If it were, the tipping point would be so easy to identify and so easy to rectify.
Problems are usually a progression of lots of different factors - and acne is a perfect example of this.
Hormone imbalances play, in my opinion, one of the most dominant roles in acne.
Followed closely, of course, by gut function and inflammation, which in turn affects the immune system and creates ripple effects of inflammation throughout the body.
Followed by changes to the microbiome of the skin and a loss of integrity of the skin barrier.
Followed by stress and stress hormones (which all increase inflammation, and can lead to further hormone dysregulation).

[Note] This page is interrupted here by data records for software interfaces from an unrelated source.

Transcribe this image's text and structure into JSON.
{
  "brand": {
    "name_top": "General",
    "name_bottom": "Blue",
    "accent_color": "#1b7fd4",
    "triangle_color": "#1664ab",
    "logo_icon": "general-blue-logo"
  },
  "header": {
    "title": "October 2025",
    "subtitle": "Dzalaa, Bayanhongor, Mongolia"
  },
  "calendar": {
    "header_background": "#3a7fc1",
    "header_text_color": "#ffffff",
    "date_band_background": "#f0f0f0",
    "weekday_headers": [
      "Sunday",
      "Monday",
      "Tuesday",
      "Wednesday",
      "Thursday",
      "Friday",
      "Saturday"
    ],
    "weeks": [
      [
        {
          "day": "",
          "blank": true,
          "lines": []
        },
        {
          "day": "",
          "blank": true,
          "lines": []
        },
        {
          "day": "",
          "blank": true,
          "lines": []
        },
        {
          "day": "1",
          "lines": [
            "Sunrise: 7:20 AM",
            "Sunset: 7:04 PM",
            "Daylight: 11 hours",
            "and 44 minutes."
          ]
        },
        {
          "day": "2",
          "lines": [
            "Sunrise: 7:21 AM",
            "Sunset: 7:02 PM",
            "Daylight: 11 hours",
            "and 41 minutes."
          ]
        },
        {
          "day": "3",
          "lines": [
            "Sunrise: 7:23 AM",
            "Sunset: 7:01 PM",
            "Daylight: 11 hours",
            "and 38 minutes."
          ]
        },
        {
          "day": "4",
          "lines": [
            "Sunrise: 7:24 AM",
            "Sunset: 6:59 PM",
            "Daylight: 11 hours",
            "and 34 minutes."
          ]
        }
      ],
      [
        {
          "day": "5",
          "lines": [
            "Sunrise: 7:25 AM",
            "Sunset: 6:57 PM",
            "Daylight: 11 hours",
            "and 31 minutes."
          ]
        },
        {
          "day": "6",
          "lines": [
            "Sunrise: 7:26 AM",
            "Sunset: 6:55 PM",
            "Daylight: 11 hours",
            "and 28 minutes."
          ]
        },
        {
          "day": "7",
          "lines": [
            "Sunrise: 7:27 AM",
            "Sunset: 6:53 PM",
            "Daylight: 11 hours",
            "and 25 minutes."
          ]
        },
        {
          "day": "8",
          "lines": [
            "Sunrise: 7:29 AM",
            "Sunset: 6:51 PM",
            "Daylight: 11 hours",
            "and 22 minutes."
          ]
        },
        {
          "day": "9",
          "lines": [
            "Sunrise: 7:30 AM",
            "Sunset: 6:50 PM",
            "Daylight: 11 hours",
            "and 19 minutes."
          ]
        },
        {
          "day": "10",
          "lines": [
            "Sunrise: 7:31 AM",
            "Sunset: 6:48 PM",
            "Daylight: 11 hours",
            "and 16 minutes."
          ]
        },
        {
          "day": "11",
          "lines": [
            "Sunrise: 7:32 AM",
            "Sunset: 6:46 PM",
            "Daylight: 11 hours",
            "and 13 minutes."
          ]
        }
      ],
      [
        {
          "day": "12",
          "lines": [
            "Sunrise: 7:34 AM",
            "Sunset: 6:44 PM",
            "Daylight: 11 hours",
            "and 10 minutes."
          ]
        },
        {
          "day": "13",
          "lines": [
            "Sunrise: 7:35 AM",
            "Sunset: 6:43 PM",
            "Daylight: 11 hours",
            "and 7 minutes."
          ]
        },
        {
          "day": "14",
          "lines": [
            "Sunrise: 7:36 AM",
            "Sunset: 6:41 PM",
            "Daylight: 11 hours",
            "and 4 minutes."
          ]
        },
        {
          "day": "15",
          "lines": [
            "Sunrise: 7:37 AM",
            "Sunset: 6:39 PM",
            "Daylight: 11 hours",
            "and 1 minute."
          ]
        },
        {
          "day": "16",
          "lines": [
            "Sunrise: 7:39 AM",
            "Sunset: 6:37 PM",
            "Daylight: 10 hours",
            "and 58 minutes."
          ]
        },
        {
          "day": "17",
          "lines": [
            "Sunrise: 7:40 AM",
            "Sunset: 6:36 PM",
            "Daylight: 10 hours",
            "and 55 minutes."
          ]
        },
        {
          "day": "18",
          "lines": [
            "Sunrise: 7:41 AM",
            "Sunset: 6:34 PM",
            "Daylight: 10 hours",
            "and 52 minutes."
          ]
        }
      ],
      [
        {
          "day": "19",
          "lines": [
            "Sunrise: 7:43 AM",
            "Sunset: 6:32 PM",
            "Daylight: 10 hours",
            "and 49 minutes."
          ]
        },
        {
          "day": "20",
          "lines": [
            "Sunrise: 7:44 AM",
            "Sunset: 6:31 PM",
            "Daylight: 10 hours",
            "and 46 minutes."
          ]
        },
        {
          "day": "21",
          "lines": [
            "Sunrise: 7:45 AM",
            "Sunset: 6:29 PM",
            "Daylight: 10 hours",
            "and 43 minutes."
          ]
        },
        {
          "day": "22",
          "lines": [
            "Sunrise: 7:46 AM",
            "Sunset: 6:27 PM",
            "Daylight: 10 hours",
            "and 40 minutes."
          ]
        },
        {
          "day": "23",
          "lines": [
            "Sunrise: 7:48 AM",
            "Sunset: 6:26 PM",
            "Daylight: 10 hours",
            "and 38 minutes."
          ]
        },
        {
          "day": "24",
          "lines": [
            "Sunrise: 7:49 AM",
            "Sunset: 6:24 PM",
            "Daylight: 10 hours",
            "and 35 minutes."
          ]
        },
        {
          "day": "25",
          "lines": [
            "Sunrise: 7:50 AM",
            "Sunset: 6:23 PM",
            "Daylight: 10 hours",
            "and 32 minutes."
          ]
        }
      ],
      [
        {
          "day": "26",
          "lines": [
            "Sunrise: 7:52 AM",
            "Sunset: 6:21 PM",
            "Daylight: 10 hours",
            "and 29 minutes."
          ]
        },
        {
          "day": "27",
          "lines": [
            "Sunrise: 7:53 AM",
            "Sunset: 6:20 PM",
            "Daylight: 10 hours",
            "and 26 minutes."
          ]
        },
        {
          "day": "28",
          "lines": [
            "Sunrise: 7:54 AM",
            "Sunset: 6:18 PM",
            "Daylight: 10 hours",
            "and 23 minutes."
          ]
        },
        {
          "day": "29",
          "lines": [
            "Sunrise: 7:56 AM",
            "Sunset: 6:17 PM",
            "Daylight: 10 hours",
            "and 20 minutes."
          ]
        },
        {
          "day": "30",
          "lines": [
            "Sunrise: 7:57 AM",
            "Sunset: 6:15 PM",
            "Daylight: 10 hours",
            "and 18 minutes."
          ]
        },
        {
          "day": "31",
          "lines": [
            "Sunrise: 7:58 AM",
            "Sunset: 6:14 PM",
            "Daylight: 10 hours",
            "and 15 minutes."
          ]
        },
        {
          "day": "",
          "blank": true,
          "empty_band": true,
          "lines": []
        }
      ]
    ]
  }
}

Then there’s the lymphatic system, the liver detoxification pathways, exposure to environmental factors that can worsen inflammation and change the skin microbiome, diet, water intake, food sensitivities, and increased histamine.
LOTS of factors to consider.
And now you’re aware of one more… the link with insulin and acne, and what foods you can start to focus on eating and avoiding to give your skin and body a better environment to heal and restore.
If you’re on the rollercoaster of acne, have a read of some of our other blogs about it so you can build your repertoire of knowledge, or take our FREE health quiz to better understand what factors might be contributing to your acne.
This is a quiz that we use strictly in the clinic to understand all aspects of your health - but, hey, if you’ve made it this far then you’ve passed the test to gain access to it!
Emily (Principal Consultant)